julia> using LoopVectorization, BenchmarkTools

julia> x = rand(10^8); y = rand(10^8); z = similar(x);

julia> f(x,y) = exp(-0.5abs2(x - y))
f (generic function with 1 method)

julia> @benchmark map!(f, $z, $x, $y)
  memory estimate:  0 bytes
  allocs estimate:  0
  minimum time:     439.613 ms (0.00% GC)
  median time:      440.729 ms (0.00% GC)
  mean time:        440.695 ms (0.00% GC)
  maximum time:     441.665 ms (0.00% GC)
  samples:          12
  evals/sample:     1

julia> @benchmark vmap!(f, $z, $x, $y)
  memory estimate:  0 bytes
  allocs estimate:  0
  minimum time:     178.147 ms (0.00% GC)
  median time:      178.381 ms (0.00% GC)
  mean time:        178.430 ms (0.00% GC)
  maximum time:     179.054 ms (0.00% GC)
  samples:          29
  evals/sample:     1

julia> @benchmark vmapnt!(f, $z, $x, $y)
  memory estimate:  0 bytes
  allocs estimate:  0
  minimum time:     144.183 ms (0.00% GC)
  median time:      144.338 ms (0.00% GC)
  mean time:        144.349 ms (0.00% GC)
  maximum time:     144.641 ms (0.00% GC)
  samples:          35
  evals/sample:     1

filter-like constructs

vfilter(f, a::AbstractArray)

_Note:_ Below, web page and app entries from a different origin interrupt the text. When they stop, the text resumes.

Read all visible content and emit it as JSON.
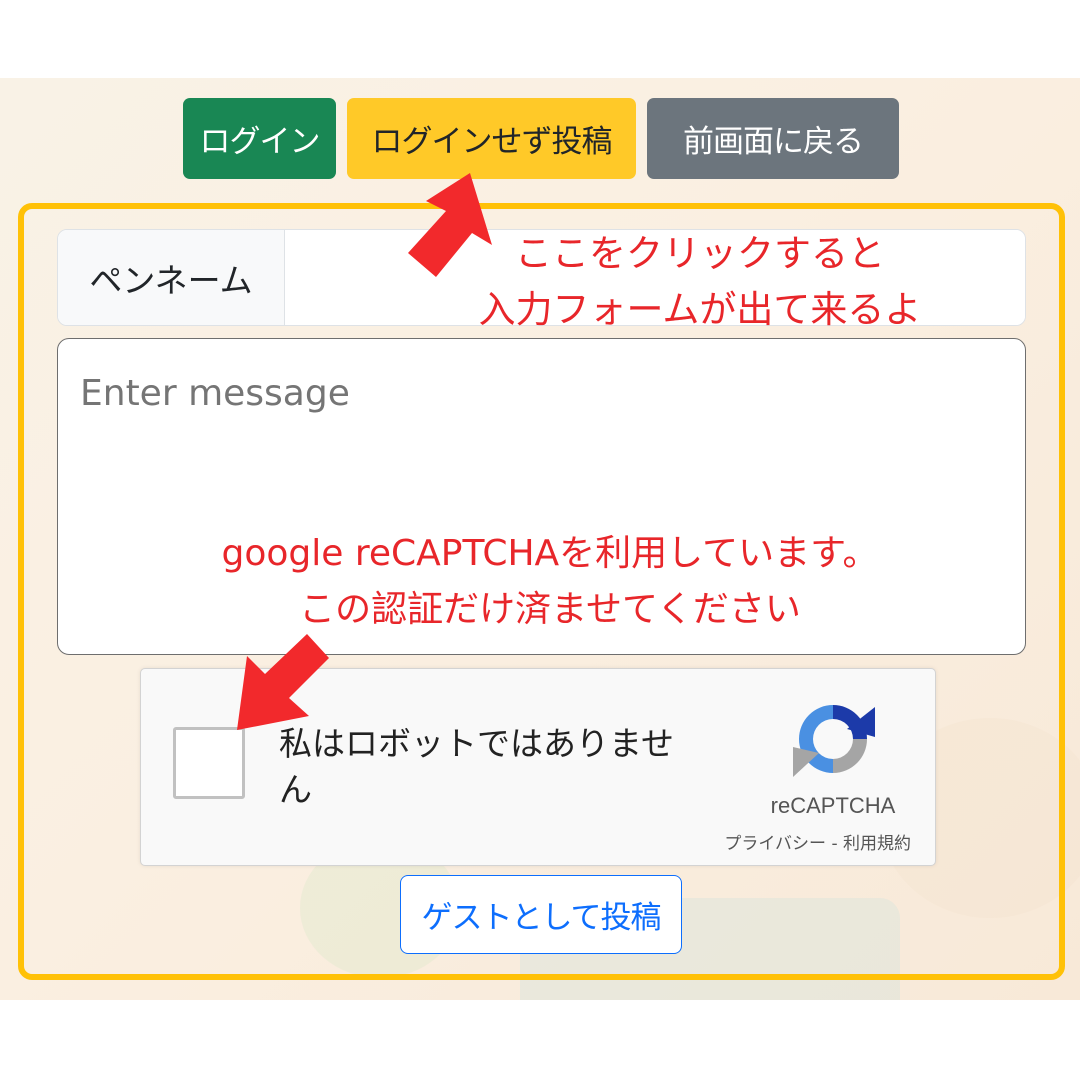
{
  "header_buttons": {
    "login": "ログイン",
    "post_without_login": "ログインせず投稿",
    "back": "前画面に戻る"
  },
  "form": {
    "penname_label": "ペンネーム",
    "penname_value": "",
    "message_placeholder": "Enter message",
    "submit_guest": "ゲストとして投稿"
  },
  "recaptcha": {
    "checkbox_label": "私はロボットではありません",
    "brand": "reCAPTCHA",
    "links": "プライバシー - 利用規約"
  },
  "annotations": {
    "click_hint_line1": "ここをクリックすると",
    "click_hint_line2": "入力フォームが出て来るよ",
    "captcha_hint_line1": "google reCAPTCHAを利用しています。",
    "captcha_hint_line2": "この認証だけ済ませてください"
  },
  "colors": {
    "login": "#198754",
    "post_without_login": "#ffc928",
    "back": "#6c757d",
    "frame": "#ffc107",
    "annotation": "#e8262a",
    "submit": "#0d6efd"
  }
}
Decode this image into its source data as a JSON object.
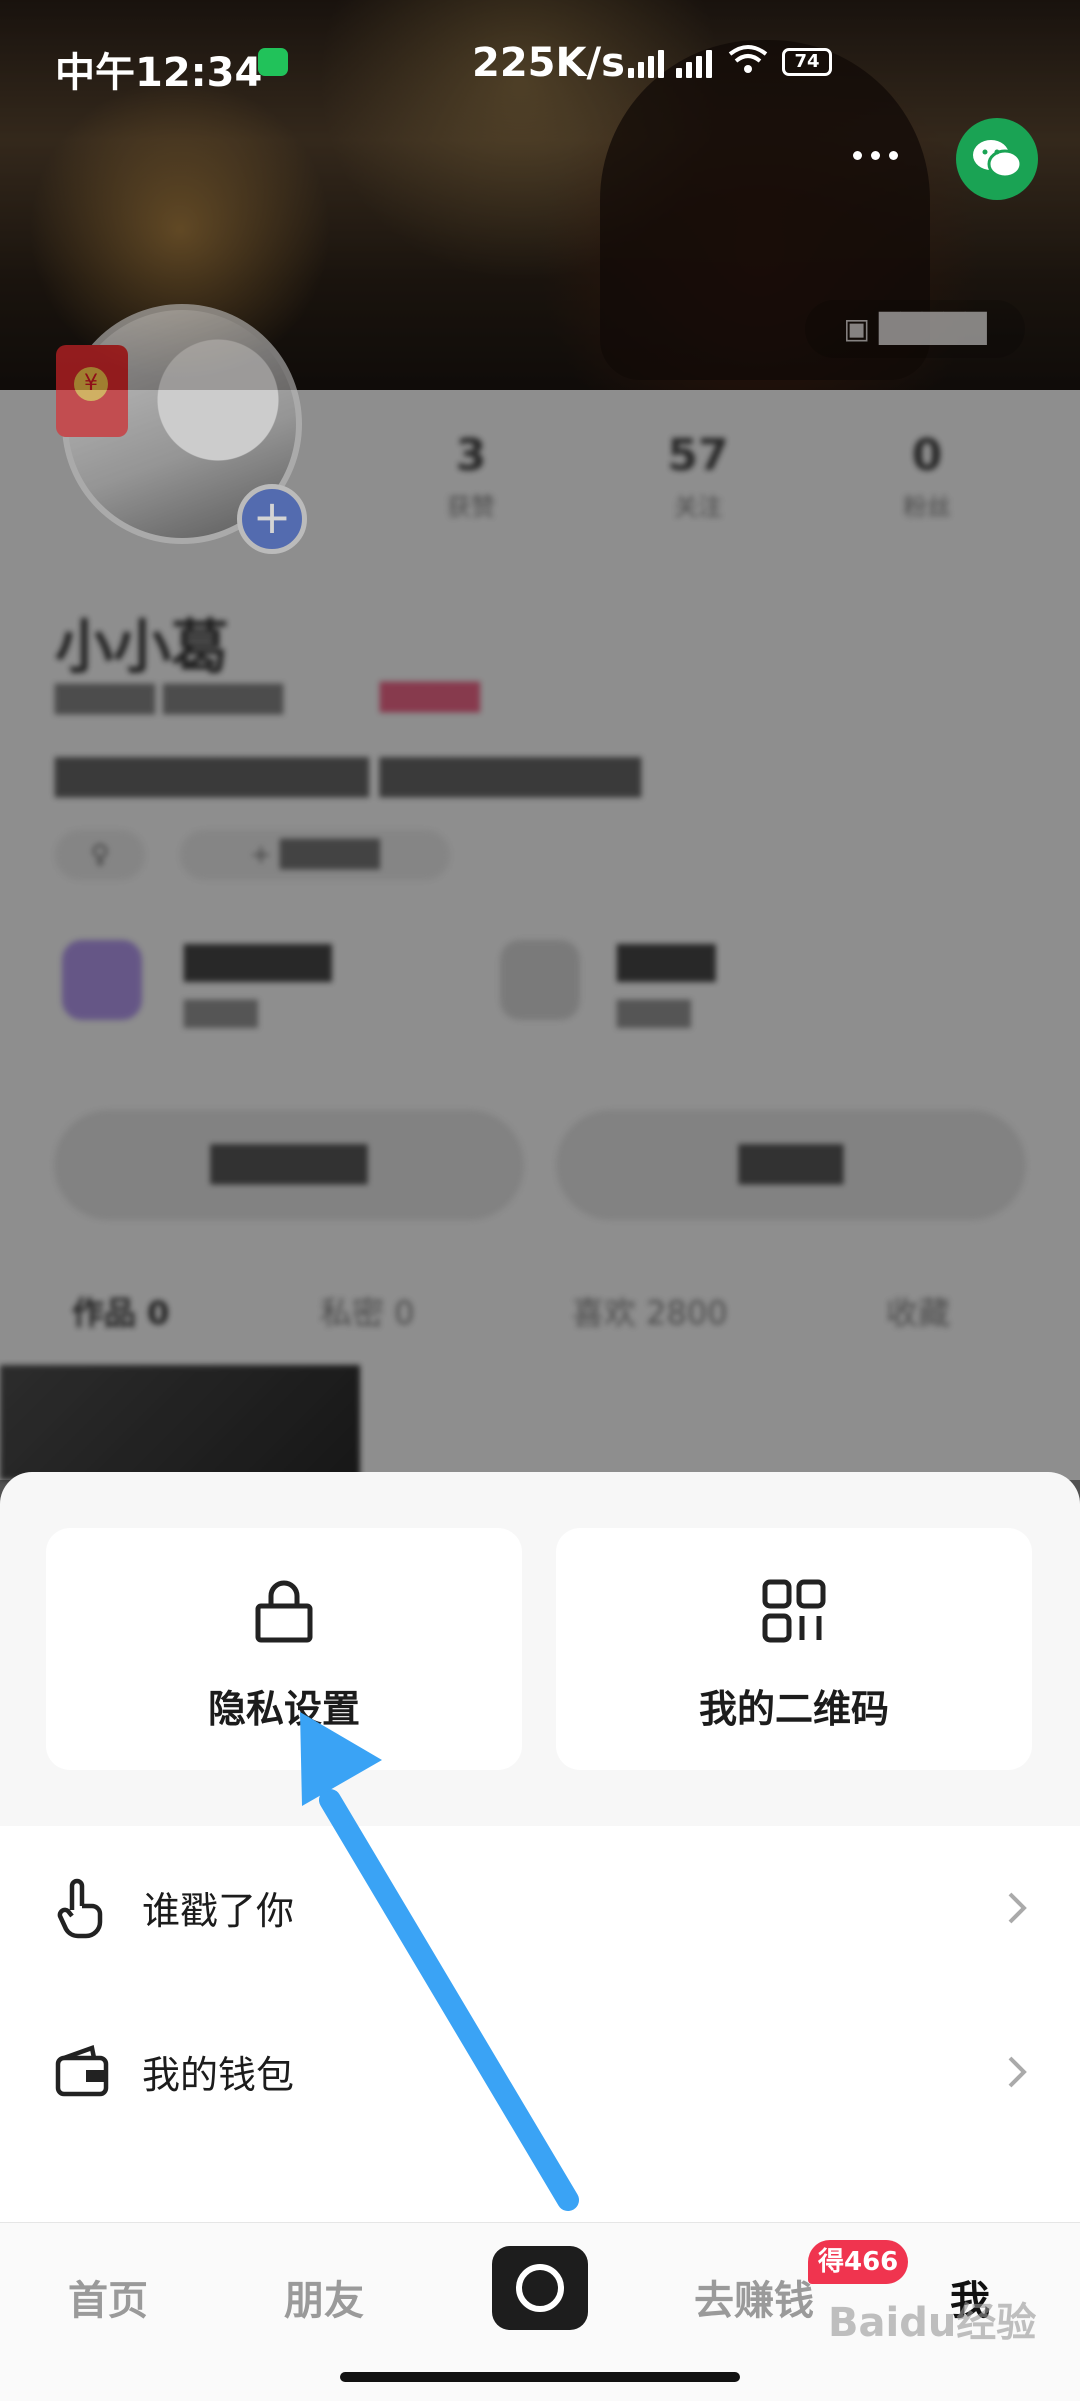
{
  "status_bar": {
    "time": "中午12:34",
    "speed": "225K/s",
    "battery": "74"
  },
  "profile": {
    "stats": [
      {
        "num": "3",
        "label": "获赞"
      },
      {
        "num": "57",
        "label": "关注"
      },
      {
        "num": "0",
        "label": "粉丝"
      }
    ],
    "nickname": "小小葛",
    "tabs": [
      {
        "label": "作品 0"
      },
      {
        "label": "私密 0"
      },
      {
        "label": "喜欢 2800"
      },
      {
        "label": "收藏"
      }
    ]
  },
  "sheet": {
    "cards": [
      {
        "label": "隐私设置",
        "icon": "lock-icon"
      },
      {
        "label": "我的二维码",
        "icon": "qrcode-icon"
      }
    ],
    "rows": [
      {
        "label": "谁戳了你",
        "icon": "hand-tap-icon"
      },
      {
        "label": "我的钱包",
        "icon": "wallet-icon"
      }
    ]
  },
  "tabbar": {
    "home": "首页",
    "friends": "朋友",
    "earn": "去赚钱",
    "earn_badge": "得466",
    "me": "我"
  },
  "colors": {
    "arrow": "#3aa3f5",
    "accent_badge": "#f0344f",
    "wechat": "#1aa354"
  },
  "watermark": "Baidu经验"
}
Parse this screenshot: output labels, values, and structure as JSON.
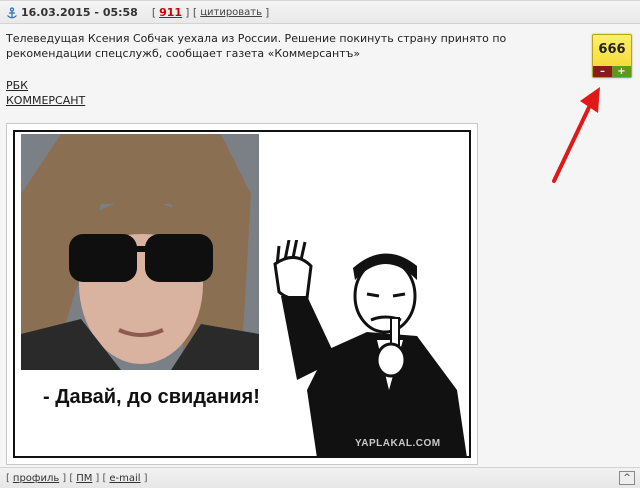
{
  "post": {
    "date": "16.03.2015 - 05:58",
    "number": "911",
    "quote_label": "цитировать",
    "text": "Телеведущая Ксения Собчак уехала из России. Решение покинуть страну принято по рекомендации спецслужб, сообщает газета «Коммерсантъ»",
    "links": [
      "РБК",
      "КОММЕРСАНТ"
    ]
  },
  "rating": {
    "value": "666",
    "minus": "–",
    "plus": "+"
  },
  "meme": {
    "caption": "- Давай, до свидания!",
    "watermark": "YAPLAKAL.COM"
  },
  "footer": {
    "profile": "профиль",
    "pm": "ПМ",
    "email": "e-mail",
    "top": "^"
  },
  "colors": {
    "rating_bg": "#f2d52a",
    "minus": "#8b1a1a",
    "plus": "#5d9a1a",
    "arrow": "#e01818",
    "number": "#cc0000"
  }
}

SIMD-vectorized filter, returning an array containing the elements of a for which f return true.